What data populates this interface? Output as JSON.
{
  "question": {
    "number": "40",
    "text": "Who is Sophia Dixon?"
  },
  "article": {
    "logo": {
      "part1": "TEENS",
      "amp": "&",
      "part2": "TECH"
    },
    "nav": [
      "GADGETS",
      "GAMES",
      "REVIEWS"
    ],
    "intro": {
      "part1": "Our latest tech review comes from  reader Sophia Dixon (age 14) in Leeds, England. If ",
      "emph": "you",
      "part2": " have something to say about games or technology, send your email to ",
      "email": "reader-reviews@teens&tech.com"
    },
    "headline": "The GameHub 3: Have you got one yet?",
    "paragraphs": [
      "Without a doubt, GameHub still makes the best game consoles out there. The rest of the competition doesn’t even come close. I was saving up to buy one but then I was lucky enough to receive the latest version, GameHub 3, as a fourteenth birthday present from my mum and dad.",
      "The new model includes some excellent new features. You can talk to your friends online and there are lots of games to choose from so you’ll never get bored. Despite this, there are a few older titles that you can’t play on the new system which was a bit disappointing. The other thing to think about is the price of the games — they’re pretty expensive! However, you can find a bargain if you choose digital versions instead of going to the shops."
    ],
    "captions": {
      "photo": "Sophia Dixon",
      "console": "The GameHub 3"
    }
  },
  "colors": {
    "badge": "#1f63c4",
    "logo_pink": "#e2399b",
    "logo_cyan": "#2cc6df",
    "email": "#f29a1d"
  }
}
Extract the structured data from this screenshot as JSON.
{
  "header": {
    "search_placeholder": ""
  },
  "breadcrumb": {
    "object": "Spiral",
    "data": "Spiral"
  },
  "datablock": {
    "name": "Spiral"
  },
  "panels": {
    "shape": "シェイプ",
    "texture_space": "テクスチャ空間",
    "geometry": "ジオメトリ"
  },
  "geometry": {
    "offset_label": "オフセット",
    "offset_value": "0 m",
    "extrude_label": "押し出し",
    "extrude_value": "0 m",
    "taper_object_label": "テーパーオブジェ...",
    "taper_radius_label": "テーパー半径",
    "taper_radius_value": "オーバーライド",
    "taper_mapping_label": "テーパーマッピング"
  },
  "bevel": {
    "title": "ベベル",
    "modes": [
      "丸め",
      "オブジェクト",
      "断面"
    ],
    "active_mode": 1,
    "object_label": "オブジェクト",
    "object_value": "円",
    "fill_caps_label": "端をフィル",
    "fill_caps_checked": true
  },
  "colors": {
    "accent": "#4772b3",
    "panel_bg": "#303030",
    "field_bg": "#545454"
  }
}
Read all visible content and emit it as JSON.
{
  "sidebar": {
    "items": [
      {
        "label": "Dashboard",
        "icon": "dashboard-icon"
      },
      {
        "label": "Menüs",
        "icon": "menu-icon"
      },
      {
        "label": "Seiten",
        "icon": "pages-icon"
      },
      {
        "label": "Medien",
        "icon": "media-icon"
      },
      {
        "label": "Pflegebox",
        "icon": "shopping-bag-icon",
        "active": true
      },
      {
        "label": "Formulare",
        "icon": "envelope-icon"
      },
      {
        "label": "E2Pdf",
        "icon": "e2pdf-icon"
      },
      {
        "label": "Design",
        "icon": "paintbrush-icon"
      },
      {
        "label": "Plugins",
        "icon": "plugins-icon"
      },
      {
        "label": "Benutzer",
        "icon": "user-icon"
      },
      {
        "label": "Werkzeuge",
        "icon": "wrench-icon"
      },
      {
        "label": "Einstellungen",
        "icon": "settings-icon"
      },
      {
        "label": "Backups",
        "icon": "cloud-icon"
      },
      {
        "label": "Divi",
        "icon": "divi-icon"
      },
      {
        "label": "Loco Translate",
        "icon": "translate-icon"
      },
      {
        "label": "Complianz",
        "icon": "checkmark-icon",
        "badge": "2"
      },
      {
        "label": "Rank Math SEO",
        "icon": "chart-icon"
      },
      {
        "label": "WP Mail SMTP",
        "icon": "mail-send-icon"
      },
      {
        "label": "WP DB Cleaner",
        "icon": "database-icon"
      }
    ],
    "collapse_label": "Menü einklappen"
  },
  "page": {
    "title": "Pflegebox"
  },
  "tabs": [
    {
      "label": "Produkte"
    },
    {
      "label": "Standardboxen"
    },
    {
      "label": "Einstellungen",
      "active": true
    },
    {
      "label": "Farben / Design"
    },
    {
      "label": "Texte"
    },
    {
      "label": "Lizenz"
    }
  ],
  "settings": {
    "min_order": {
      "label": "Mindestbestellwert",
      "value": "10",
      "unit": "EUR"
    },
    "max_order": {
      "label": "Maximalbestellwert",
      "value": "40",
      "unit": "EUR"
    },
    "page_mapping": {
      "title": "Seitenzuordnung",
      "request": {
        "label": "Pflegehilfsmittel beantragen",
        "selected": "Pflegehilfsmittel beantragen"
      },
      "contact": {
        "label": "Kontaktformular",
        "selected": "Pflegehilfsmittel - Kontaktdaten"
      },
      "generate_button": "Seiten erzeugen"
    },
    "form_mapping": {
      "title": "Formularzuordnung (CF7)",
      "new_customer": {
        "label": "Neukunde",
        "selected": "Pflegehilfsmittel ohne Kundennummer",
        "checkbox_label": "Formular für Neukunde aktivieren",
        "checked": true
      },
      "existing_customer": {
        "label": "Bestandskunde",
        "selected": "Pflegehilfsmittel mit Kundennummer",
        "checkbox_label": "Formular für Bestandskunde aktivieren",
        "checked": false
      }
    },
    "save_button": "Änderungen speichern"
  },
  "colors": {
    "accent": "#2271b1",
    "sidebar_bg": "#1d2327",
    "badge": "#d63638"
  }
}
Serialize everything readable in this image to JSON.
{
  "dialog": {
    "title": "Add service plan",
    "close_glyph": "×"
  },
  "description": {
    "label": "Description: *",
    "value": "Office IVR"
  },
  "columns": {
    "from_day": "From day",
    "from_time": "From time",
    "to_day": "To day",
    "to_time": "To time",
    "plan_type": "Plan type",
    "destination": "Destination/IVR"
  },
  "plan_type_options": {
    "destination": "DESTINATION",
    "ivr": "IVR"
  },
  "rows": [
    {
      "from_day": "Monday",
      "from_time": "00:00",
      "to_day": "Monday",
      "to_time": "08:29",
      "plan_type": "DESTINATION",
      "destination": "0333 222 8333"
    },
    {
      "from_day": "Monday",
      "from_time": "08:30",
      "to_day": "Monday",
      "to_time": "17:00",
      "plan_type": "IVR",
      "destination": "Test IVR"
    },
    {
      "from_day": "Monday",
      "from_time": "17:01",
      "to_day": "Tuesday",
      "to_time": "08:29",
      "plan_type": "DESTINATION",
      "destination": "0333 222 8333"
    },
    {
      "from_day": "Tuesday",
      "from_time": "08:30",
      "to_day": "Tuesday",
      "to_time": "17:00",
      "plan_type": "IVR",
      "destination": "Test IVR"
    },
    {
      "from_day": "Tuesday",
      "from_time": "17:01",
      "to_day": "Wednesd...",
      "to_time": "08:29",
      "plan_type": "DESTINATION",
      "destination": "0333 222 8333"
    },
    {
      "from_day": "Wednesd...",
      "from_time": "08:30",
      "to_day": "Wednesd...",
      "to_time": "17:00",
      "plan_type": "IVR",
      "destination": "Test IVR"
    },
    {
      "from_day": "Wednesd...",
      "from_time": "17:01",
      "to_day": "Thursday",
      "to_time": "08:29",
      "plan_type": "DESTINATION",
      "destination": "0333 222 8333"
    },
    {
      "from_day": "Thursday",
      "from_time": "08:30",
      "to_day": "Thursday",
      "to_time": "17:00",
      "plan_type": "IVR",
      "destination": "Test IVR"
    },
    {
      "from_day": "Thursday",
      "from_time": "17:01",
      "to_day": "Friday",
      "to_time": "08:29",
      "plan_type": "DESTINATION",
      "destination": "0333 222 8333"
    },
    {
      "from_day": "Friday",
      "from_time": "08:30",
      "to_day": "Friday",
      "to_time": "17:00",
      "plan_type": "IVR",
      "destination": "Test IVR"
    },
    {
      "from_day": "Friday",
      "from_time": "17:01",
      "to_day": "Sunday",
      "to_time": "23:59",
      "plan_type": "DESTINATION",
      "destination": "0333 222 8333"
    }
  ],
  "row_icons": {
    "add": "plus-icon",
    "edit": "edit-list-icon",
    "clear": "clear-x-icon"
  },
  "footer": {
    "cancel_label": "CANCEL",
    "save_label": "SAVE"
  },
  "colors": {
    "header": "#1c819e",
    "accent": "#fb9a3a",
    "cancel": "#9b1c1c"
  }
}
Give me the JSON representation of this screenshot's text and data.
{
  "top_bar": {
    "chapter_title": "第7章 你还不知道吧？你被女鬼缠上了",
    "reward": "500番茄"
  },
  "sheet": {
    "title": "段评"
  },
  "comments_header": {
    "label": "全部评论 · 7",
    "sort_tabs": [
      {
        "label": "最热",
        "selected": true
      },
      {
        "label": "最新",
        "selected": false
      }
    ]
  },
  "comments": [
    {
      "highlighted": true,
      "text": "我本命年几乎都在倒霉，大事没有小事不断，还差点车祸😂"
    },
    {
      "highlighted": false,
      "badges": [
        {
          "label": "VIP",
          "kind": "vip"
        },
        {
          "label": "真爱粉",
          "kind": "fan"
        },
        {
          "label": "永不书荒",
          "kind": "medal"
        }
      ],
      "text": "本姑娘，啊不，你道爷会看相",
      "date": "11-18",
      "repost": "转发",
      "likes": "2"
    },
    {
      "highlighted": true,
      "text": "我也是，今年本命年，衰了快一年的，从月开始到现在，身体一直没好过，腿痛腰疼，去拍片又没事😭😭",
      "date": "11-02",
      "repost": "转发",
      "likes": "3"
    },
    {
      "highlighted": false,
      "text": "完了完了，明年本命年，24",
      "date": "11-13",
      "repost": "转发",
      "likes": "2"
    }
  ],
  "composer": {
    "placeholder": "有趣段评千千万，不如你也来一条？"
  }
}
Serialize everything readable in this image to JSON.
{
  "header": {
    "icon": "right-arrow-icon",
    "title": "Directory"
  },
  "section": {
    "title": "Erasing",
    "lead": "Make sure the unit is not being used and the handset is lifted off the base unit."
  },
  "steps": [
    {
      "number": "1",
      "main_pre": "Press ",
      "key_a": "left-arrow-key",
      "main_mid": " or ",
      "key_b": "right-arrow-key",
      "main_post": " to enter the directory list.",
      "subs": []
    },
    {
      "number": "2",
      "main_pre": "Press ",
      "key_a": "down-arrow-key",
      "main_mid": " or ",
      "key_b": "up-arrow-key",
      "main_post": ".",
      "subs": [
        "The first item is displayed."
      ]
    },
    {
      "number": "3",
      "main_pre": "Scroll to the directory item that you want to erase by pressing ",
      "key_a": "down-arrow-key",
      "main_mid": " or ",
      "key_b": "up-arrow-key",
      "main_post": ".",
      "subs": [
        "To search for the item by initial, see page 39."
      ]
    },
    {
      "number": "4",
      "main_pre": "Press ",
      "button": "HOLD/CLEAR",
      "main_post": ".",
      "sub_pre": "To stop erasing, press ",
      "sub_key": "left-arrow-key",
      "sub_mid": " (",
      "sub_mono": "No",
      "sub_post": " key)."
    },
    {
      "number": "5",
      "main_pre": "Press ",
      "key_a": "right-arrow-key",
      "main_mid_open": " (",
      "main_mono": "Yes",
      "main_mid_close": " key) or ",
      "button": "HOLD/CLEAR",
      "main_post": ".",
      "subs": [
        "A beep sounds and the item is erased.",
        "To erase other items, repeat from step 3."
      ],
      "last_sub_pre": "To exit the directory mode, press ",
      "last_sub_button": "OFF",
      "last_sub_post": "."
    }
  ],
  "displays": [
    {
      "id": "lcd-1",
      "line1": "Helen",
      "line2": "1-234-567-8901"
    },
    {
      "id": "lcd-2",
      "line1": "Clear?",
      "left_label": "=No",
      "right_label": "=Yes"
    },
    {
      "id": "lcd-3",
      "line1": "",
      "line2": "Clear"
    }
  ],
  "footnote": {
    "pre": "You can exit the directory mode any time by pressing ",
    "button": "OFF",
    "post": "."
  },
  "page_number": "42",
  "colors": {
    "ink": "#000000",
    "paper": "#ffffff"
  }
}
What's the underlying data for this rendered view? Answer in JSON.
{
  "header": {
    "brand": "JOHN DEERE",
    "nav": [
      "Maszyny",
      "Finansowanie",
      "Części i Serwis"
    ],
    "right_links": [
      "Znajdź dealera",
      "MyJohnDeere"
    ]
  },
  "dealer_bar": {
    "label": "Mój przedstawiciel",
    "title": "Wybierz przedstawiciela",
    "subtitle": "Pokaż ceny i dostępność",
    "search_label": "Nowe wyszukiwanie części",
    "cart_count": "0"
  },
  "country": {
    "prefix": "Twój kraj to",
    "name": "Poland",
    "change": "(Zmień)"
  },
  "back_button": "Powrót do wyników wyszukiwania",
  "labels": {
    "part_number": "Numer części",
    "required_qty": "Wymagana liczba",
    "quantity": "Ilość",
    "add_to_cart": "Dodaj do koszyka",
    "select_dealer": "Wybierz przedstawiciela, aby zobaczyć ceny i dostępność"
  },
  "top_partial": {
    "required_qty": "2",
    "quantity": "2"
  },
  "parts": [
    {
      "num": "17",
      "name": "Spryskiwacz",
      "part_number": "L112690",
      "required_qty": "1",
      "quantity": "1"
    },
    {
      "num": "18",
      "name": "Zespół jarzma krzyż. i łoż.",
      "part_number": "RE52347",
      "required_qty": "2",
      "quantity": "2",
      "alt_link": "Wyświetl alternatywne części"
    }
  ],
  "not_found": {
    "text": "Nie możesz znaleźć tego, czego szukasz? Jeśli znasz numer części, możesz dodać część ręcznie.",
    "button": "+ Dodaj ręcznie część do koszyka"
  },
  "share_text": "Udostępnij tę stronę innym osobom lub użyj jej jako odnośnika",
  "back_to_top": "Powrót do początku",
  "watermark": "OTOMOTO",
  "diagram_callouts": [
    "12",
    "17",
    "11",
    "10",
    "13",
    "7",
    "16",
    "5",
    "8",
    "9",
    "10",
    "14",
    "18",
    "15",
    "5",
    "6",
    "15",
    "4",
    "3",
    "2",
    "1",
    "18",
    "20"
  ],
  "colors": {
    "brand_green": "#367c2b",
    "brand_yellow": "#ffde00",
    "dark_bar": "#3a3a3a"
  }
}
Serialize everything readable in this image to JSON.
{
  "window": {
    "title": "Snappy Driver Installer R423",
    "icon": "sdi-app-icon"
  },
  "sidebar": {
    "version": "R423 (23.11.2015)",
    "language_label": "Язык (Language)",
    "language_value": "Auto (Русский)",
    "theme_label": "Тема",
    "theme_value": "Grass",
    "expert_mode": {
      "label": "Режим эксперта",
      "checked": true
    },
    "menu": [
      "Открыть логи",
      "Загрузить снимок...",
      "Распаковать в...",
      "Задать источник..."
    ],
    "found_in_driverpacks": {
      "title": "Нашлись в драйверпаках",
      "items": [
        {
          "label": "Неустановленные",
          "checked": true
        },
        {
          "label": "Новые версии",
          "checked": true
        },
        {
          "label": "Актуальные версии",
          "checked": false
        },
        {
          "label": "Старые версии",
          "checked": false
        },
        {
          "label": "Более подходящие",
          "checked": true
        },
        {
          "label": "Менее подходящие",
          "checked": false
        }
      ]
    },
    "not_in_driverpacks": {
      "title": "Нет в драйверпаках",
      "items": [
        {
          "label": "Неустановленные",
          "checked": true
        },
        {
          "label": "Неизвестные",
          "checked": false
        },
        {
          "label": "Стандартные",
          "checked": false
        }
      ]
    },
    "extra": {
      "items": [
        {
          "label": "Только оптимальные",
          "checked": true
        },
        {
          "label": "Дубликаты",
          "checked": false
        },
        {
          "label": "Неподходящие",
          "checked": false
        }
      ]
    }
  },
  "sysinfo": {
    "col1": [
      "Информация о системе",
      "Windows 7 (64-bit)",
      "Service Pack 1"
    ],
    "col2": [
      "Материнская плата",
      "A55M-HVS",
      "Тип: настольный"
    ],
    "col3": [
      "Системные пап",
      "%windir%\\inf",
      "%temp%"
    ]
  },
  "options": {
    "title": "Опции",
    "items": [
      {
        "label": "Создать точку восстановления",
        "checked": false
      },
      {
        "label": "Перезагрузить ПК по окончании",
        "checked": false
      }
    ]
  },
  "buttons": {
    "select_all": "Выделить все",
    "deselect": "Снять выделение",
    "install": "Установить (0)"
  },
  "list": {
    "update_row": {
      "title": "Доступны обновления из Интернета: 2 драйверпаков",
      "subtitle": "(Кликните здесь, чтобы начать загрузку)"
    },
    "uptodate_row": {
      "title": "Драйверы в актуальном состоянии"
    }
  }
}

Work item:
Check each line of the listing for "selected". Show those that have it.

Problem solution:
        "selected": "Pflegehilfsmittel beantragen"
        "selected": "Pflegehilfsmittel - Kontaktdaten"
        "selected": "Pflegehilfsmittel ohne Kundennummer",
        "selected": "Pflegehilfsmittel mit Kundennummer",
        "selected": true
        "selected": false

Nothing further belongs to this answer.